Records for the task |
Start of Block
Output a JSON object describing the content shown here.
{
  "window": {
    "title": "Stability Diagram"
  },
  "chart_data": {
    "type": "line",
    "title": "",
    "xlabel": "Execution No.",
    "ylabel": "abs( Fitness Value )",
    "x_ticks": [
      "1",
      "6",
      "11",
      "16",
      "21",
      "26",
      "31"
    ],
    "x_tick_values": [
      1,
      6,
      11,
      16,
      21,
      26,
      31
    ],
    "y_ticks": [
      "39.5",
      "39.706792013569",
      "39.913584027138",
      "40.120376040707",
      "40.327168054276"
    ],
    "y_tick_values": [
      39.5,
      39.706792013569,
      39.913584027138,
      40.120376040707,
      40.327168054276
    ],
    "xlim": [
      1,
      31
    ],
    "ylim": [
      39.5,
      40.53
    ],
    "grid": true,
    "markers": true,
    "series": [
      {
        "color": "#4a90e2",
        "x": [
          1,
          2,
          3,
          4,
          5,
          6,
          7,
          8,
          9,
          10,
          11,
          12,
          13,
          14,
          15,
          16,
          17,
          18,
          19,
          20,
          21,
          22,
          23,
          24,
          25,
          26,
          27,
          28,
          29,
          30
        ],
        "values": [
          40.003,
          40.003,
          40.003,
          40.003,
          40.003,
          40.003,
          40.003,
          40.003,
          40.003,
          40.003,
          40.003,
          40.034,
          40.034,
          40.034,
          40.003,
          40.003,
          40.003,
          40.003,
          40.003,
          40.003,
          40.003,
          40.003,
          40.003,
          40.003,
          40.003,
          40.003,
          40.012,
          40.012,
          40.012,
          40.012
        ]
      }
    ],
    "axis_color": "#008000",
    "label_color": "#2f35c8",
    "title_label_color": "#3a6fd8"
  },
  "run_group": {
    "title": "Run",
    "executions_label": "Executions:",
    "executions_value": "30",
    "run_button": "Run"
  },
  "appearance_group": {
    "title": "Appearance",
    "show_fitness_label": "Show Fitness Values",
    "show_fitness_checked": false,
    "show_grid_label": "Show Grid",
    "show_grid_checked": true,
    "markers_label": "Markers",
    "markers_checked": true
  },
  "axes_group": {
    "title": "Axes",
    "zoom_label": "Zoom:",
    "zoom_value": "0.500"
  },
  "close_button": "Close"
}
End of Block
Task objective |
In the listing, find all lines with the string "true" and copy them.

Result |
    "grid": true,
    "markers": true,
    "show_grid_checked": true,
    "markers_checked": true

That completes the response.